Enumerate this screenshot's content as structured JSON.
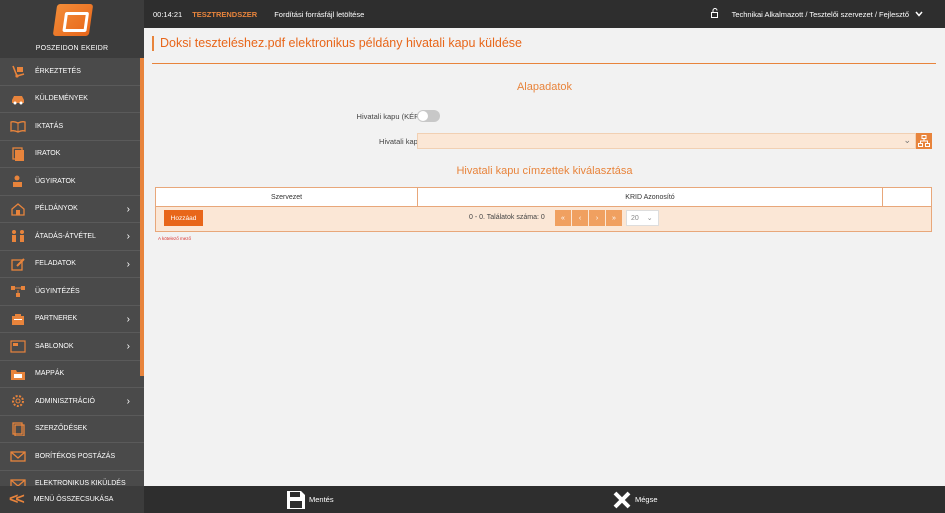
{
  "app": {
    "name": "POSZEIDON EKEIDR"
  },
  "sidebar": {
    "items": [
      {
        "label": "ÉRKEZTETÉS",
        "icon": "hand-truck-icon",
        "has_submenu": false
      },
      {
        "label": "KÜLDEMÉNYEK",
        "icon": "car-icon",
        "has_submenu": false
      },
      {
        "label": "IKTATÁS",
        "icon": "open-book-icon",
        "has_submenu": false
      },
      {
        "label": "IRATOK",
        "icon": "documents-icon",
        "has_submenu": false
      },
      {
        "label": "ÜGYIRATOK",
        "icon": "person-document-icon",
        "has_submenu": false
      },
      {
        "label": "PÉLDÁNYOK",
        "icon": "house-document-icon",
        "has_submenu": true
      },
      {
        "label": "ÁTADÁS-ÁTVÉTEL",
        "icon": "handover-icon",
        "has_submenu": true
      },
      {
        "label": "FELADATOK",
        "icon": "edit-task-icon",
        "has_submenu": true
      },
      {
        "label": "ÜGYINTÉZÉS",
        "icon": "workflow-icon",
        "has_submenu": false
      },
      {
        "label": "PARTNEREK",
        "icon": "partners-icon",
        "has_submenu": true
      },
      {
        "label": "SABLONOK",
        "icon": "template-icon",
        "has_submenu": true
      },
      {
        "label": "MAPPÁK",
        "icon": "folder-icon",
        "has_submenu": false
      },
      {
        "label": "ADMINISZTRÁCIÓ",
        "icon": "gear-icon",
        "has_submenu": true
      },
      {
        "label": "SZERZŐDÉSEK",
        "icon": "contract-icon",
        "has_submenu": false
      },
      {
        "label": "BORÍTÉKOS POSTÁZÁS",
        "icon": "envelope-icon",
        "has_submenu": false
      },
      {
        "label": "ELEKTRONIKUS KIKÜLDÉS",
        "icon": "mail-send-icon",
        "has_submenu": false
      }
    ],
    "collapse_label": "MENÜ ÖSSZECSUKÁSA"
  },
  "topbar": {
    "time": "00:14:21",
    "environment": "TESZTRENDSZER",
    "link": "Fordítási forrásfájl letöltése",
    "user": "Technikai Alkalmazott / Tesztelői szervezet / Fejlesztő"
  },
  "main": {
    "title": "Doksi teszteléshez.pdf elektronikus példány hivatali kapu küldése",
    "section1_title": "Alapadatok",
    "toggle_label": "Hivatali kapu (KÉR)",
    "toggle_on": false,
    "select_label": "Hivatali kapu",
    "select_value": "",
    "section2_title": "Hivatali kapu címzettek kiválasztása",
    "grid": {
      "columns": [
        "Szervezet",
        "KRID Azonosító",
        ""
      ],
      "add_label": "Hozzáad",
      "pager_text": "0 - 0. Találatok száma: 0",
      "page_size": "20"
    },
    "hint": "A kötelező mező"
  },
  "bottombar": {
    "save_label": "Mentés",
    "cancel_label": "Mégse"
  },
  "colors": {
    "accent": "#e8843c",
    "sidebar_bg": "#4a4a4a",
    "topbar_bg": "#2e2e2e",
    "field_bg": "#fbe7d6"
  }
}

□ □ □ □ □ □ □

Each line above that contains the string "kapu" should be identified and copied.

    "title": "Doksi teszteléshez.pdf elektronikus példány hivatali kapu küldése",
    "toggle_label": "Hivatali kapu (KÉR)",
    "select_label": "Hivatali kapu",
    "section2_title": "Hivatali kapu címzettek kiválasztása",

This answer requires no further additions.